▶ EXERCISE DETAILS: Please repeat the data below exactly, with the pictures removed.

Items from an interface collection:
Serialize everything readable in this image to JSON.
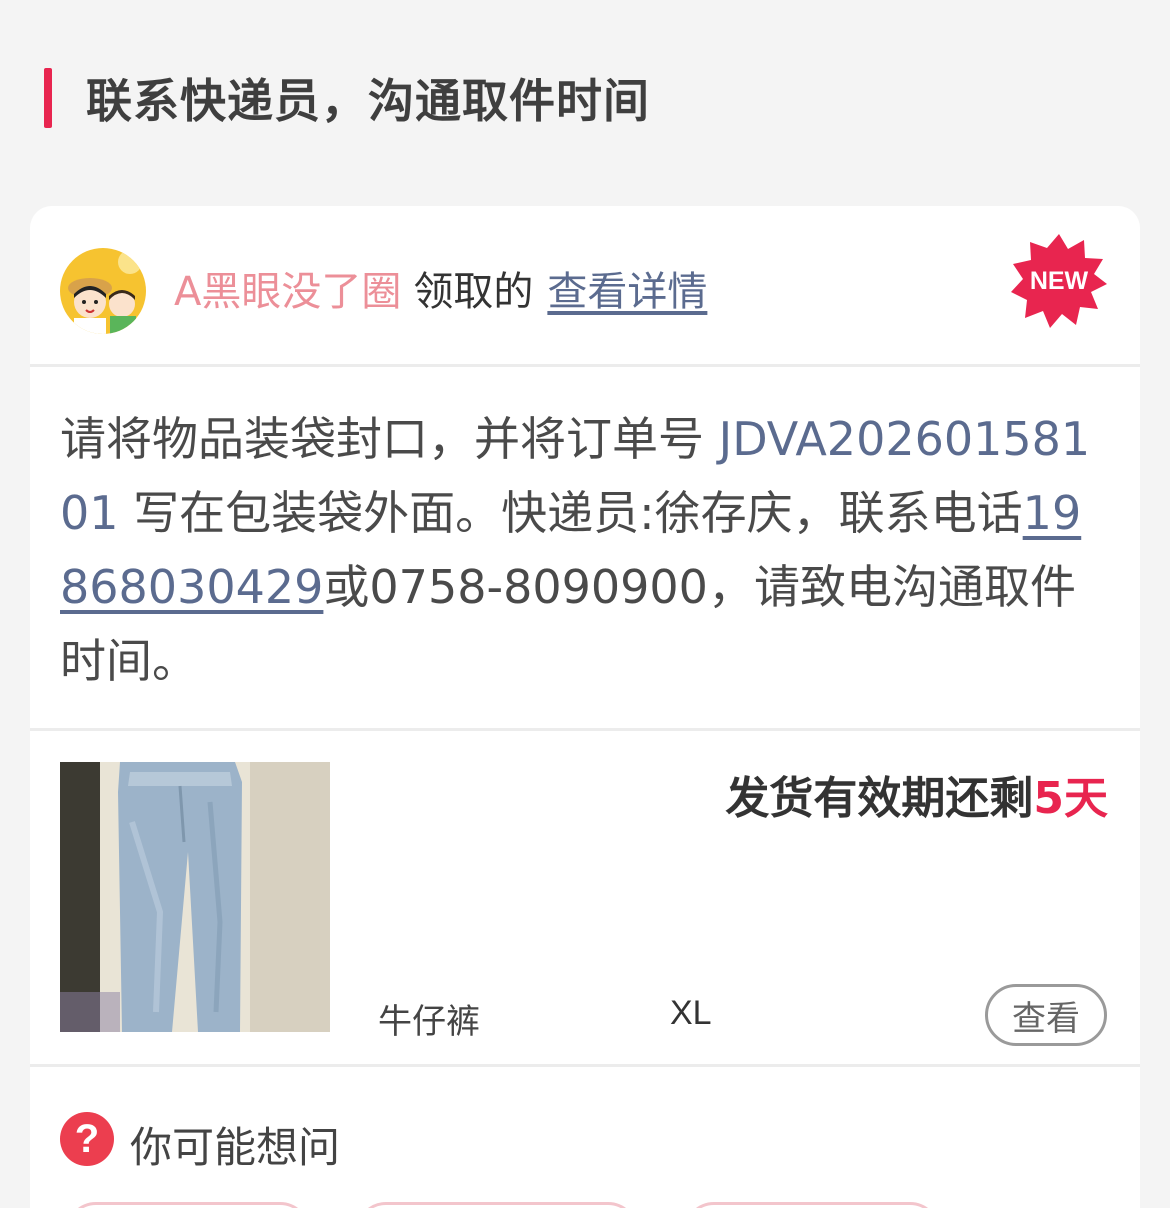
{
  "section": {
    "title": "联系快递员，沟通取件时间"
  },
  "claim": {
    "claimer_name": "A黑眼没了圈",
    "verb": "领取的",
    "detail_link": "查看详情",
    "badge": "NEW"
  },
  "instruction": {
    "part1": "请将物品装袋封口，并将订单号 ",
    "order_no": "JDVA20260158101",
    "part2": " 写在包装袋外面。快递员:徐存庆，联系电话",
    "phone_mobile": "19868030429",
    "part3": "或0758-8090900，请致电沟通取件时间。"
  },
  "item": {
    "deadline_prefix": "发货有效期还剩",
    "deadline_days": "5天",
    "name": "牛仔裤",
    "size": "XL",
    "view_button": "查看"
  },
  "faq": {
    "icon": "question-icon",
    "title": "你可能想问"
  },
  "colors": {
    "accent_red": "#e8254f",
    "link_blue": "#5b6b8f",
    "claimer_pink": "#ec8f98"
  }
}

▶ OUTPUT FOR THIS TASK:
Serialize everything readable in this image to JSON.
{
  "section": {
    "title": "联系快递员，沟通取件时间"
  },
  "claim": {
    "claimer_name": "A黑眼没了圈",
    "verb": "领取的",
    "detail_link": "查看详情",
    "badge": "NEW"
  },
  "instruction": {
    "part1": "请将物品装袋封口，并将订单号 ",
    "order_no": "JDVA20260158101",
    "part2": " 写在包装袋外面。快递员:徐存庆，联系电话",
    "phone_mobile": "19868030429",
    "part3": "或0758-8090900，请致电沟通取件时间。"
  },
  "item": {
    "deadline_prefix": "发货有效期还剩",
    "deadline_days": "5天",
    "name": "牛仔裤",
    "size": "XL",
    "view_button": "查看"
  },
  "faq": {
    "icon": "question-icon",
    "title": "你可能想问"
  },
  "colors": {
    "accent_red": "#e8254f",
    "link_blue": "#5b6b8f",
    "claimer_pink": "#ec8f98"
  }
}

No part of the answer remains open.